Civil contempt empowers the courts to use their powers in circumstances involving “the willful disobedience or resistance of any order….” TCA 29-9-102 (3). Our Supreme Court has explained elements of a successful civil contempt claim as follows:
First, the order must be “lawful.” Second, the order alleged to have violated must be clear, specific, and unambiguous. Third, the person alleged to have violated the order must have actually disobeyed or otherwise resisted the order. Finally, the person’s violation of the order must be “willful.”
It is the “willful” part that these claims get argued. Typically, the parent having to pay will admit that they haven’t been paying the support obligation, but the argument will likely be that they can’t pay it for not having the ability to do so.
Upon a finding of civil contempt a court can imprison an individual to compel performance of a court order. This remedy is only available, however, when the parent owing the support has the ability to comply with the order at the time of the contempt hearing. If the contempt consists in omission to perform an act which the person has the power to perform, the person may be imprisoned until such person performs it. In that situation, it is said the person has the “keys to the jail” and can do away with the contempt by complying with the court’s order.
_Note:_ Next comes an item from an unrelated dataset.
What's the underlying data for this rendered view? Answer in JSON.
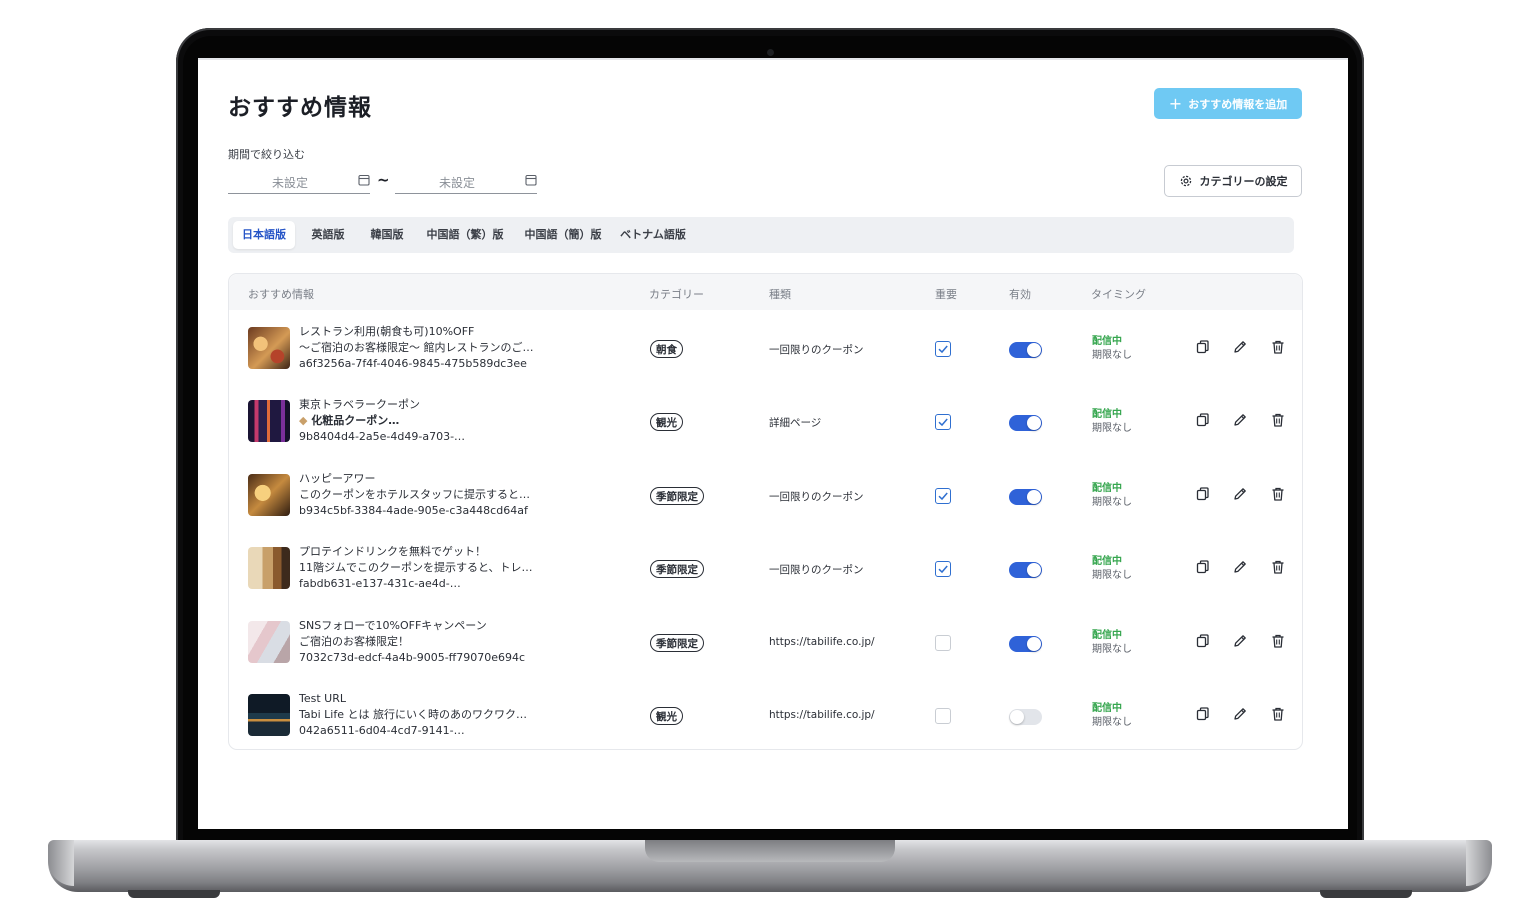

Now the burden will be on the person obligated to pay to show the inability to pay. When that person testifies under oath that he/she is without financial ability to conform there will be a hearing or trial to decide.
What is common is that the person owing the support cannot just use the argument that they quit their job or something in the like thereof. So, if that person has intentionally placed themselves in that position, that person will likely still be found to be in contempt. Now, it is only when that person has the ability to perform that he/she can be confined until they do perform. If he/she is wholly unable to perform, they can be punished only by fine not exceeding $50 or imprisonment for not more than 10 days, or both. (citing the criminal contempt statute).
If this is you or someone you know, an experienced family law attorney is required to help navigate through the legal procedures.
Cartwright Law, LLC